Biography of Paul Engle
Paul Engle (October 12, 1908 – March 22, 1991), noted American poet, editor, teacher, literary critic, novelist, and playwright. He is perhaps best remembered as the long-time director of the Iowa Writers' Workshop and as founder of the International Writing Program (IWP), both at the University of Iowa.
Engle is often mistakenly credited with having founded the Iowa Writers' Workshop (an honor that more appropriately belongs to his predecessor, Wilbur Schramm). Nonetheless, perhaps no one helped to better establish the reputation of the venerable writing program than Engle. During his tenure as director (1941–1965), he was responsible for luring some of the finest writers of the day to Iowa City. Robert Lowell, John Berryman, Robie Macauley, Kurt Vonnegut and many other prominent novelists and poets served as faculty under Engle. Additionally, Engle increased enrollment and oversaw numerous students of future fame and influence, including Flannery O'Connor, Philip Levine, Mark Costello, Marvin Bell, Joe Nicholson, Sunil Gangopadhyay, Donald Justice, Raymond Carver, Andre Dubus and Robert Bly. During his tenure, Engle raised millions of dollars in support of the program whose shape and direction proved the model for the hundreds of writing programs that have followed.
Vonnegut described Engle in a 1967 letter in this fashion: "The former head, Paul Engle, is still around, is a hayseed clown, a foxy grandpa, a terrific promoter, who, if you listen closely, talks like a man with a paper asshole."
In 1967, following his departure as director of the workshop, Engle and future second wife Nieh Hualing co-founded The University of Iowa's International Writing Program, which provided for dozens of published authors from around the world to visit Iowa City each year to write and collaborate. Engle left the Writer's Workshop permanently in 1969 to devote himself full-time to the international program.
Born Paul Hamilton Engle in Cedar Rapids, Iowa, to Thomas Allen, a livery stable owner, and Evelyn (Reinheiner) Engle, Engle grew up in the Wellington Heights section of Cedar Rapids. He graduated from Washington High School (Cedar Rapids, Iowa), and later attended Coe College, The University of Iowa, Columbia University, and Oxford University (where he studied as a Rhodes Scholar). As a student at Iowa, Engle was one of the earliest recipients of an advanced degree awarded for creative work: his first collection Worn Earth, which went on to win the Yale Series of Younger Poets. His second book, American Song (1934), was given a rave front-page review in the New York Times Book Review and was even, briefly, a bestseller. From 1954 to 1959, Engle served as series editor for the O. Henry Prize.

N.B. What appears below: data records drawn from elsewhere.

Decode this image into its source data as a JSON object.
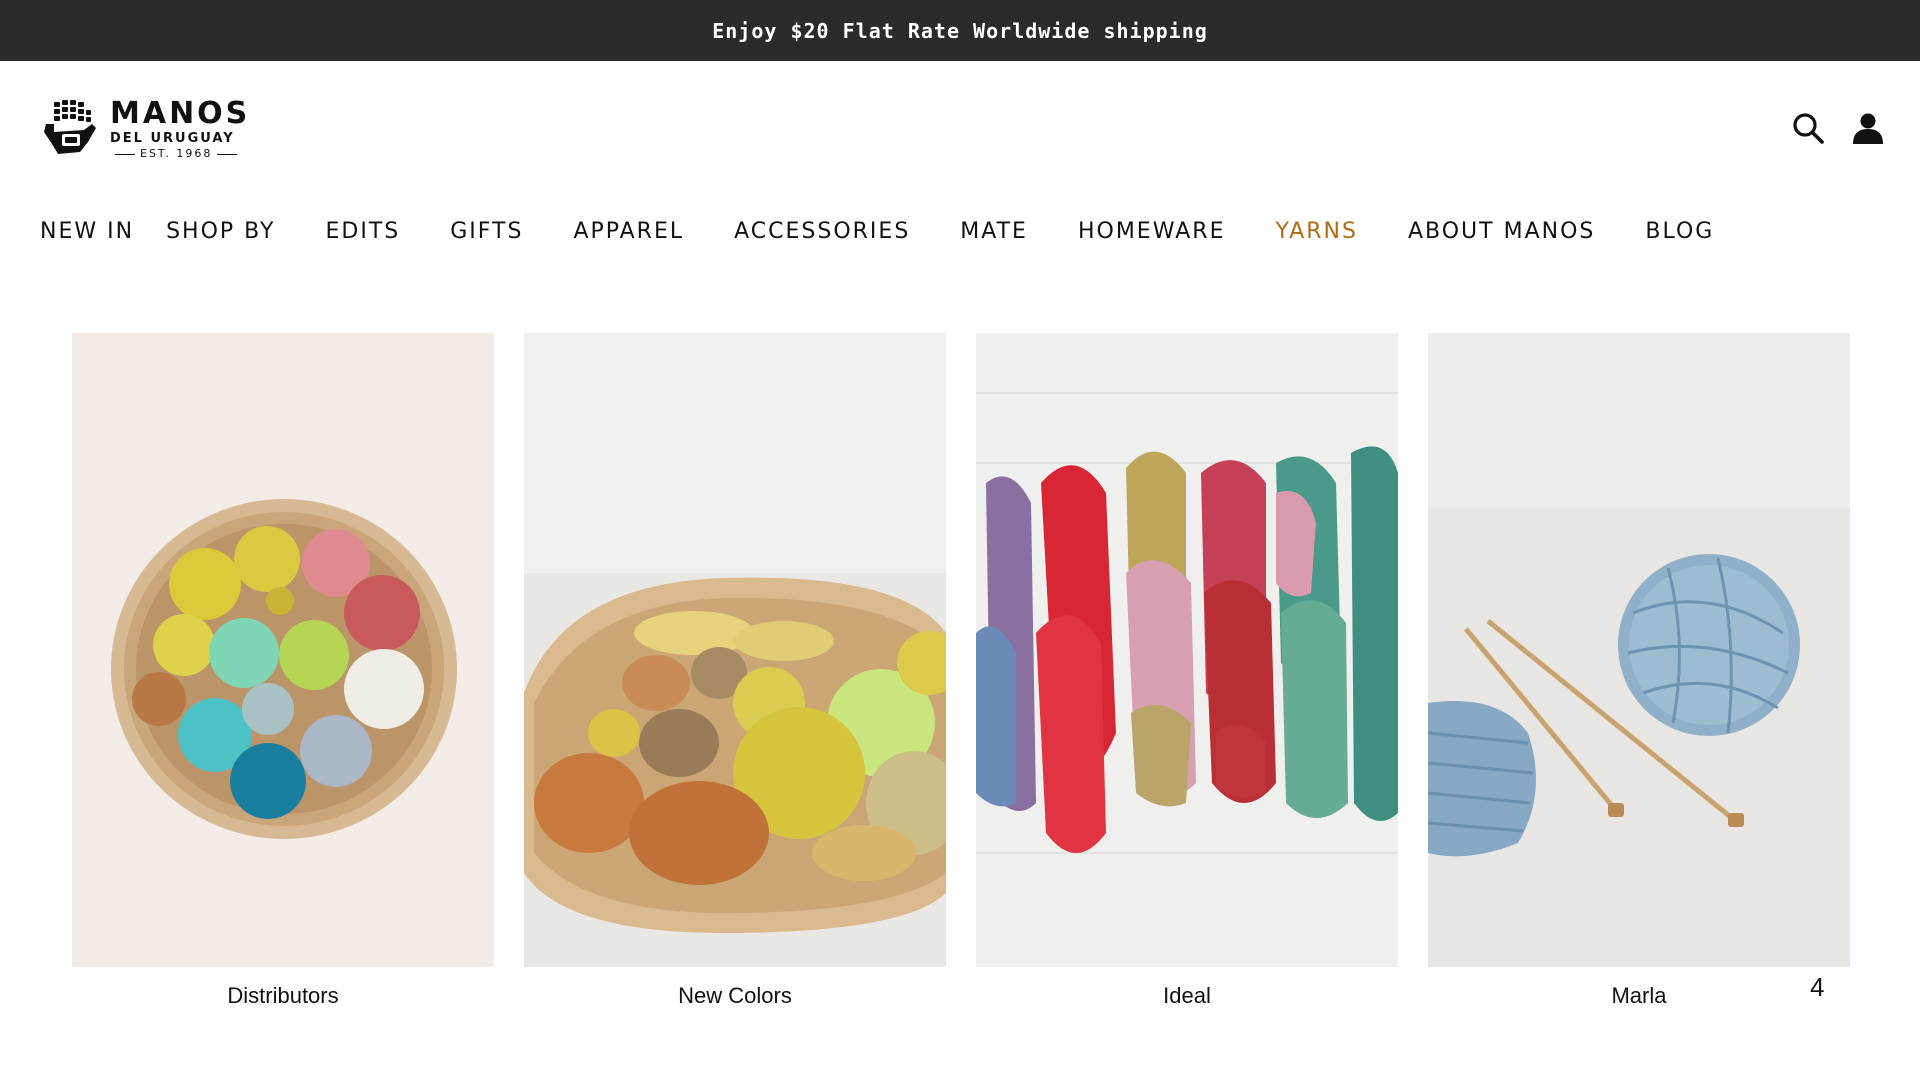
{
  "announcement": {
    "text": "Enjoy $20 Flat Rate Worldwide shipping"
  },
  "logo": {
    "name": "MANOS",
    "subtitle": "DEL URUGUAY",
    "established": "EST. 1968"
  },
  "header_icons": [
    {
      "icon": "search-icon"
    },
    {
      "icon": "account-icon"
    }
  ],
  "nav": {
    "items": [
      {
        "label": "NEW IN"
      },
      {
        "label": "SHOP BY"
      },
      {
        "label": "EDITS"
      },
      {
        "label": "GIFTS"
      },
      {
        "label": "APPAREL"
      },
      {
        "label": "ACCESSORIES"
      },
      {
        "label": "MATE"
      },
      {
        "label": "HOMEWARE"
      },
      {
        "label": "YARNS"
      },
      {
        "label": "ABOUT MANOS"
      },
      {
        "label": "BLOG"
      }
    ],
    "active_index": 8,
    "active_color": "#b06a12"
  },
  "cards": [
    {
      "label": "Distributors",
      "image": "basket of yarn balls viewed from above"
    },
    {
      "label": "New Colors",
      "image": "basket of yarn balls and skeins"
    },
    {
      "label": "Ideal",
      "image": "row of hand-dyed yarn skeins"
    },
    {
      "label": "Marla",
      "image": "blue yarn ball with knitting needles and swatch"
    }
  ],
  "page_indicator": "4",
  "colors": {
    "announcement_bg": "#2b2b2b",
    "accent": "#b06a12"
  }
}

At the time of his death (in Chicago's O'Hare Airport on his way to accept an award in Poland), Engle was the author of more than a dozen collections of poetry, a novel, a memoir, an opera libretto (for Philip Bezanson), and even a children's book. In addition, Engle wrote numerous articles and reviews for many of the largest periodicals of his day.
His papers are held at the University of Iowa and Coe College.
Paul Engle Poems
Venus and the Lute Player
Far in the background a blue mountain waits To echo back the song The note-necked swan, while it reverberates, Paddles the tune along.
I am an American tourist in my room writing letters. Outside the air of Calcutta trembles in the terrible heat. Air conditioning gently wraps me in cool air.
In a Bar Near Shibuya Station, Tokyo
The Japanese next to me at the bar bites at his sake with big irregular teeth. Behind the heavy glasses (which he wears
Return in Autumn
THE LAND UNCHANGED, the cattle track, Narrow for two split hooves to meet, Winds to walnut grove and back
Proem to American Song
BLOW, LONG TRADE WINDS of American speech, Over this land where we can rise, unfurl Our new and untried sails, and drive with you
Hair brown as a walnut hull, And finally a will Running through bone and marrow
Now, in this time, I have seen the living face Bleached of its blood, gray, and strange things done In the name of mercy and the good of state.
Twenty below, I said, and closed the door, A drop of five degrees and going down. It makes a tautened drum-hide of the floor,
I have heard the horn of Roland goldly screaming In the petty Pyrenees of the inner ear And seen the frightful Saracens of fear
I have heard the horn of Roland goldly screaming
In the petty Pyrenees of the inner ear
And seen the frightful Saracens of fear
Pour from the passes, fought them, brave in dreaming.
But waked, and heard my own voice tinly screaming
In the whorled and whirling valleys of the ear,
And beat the savage bed back in my fear,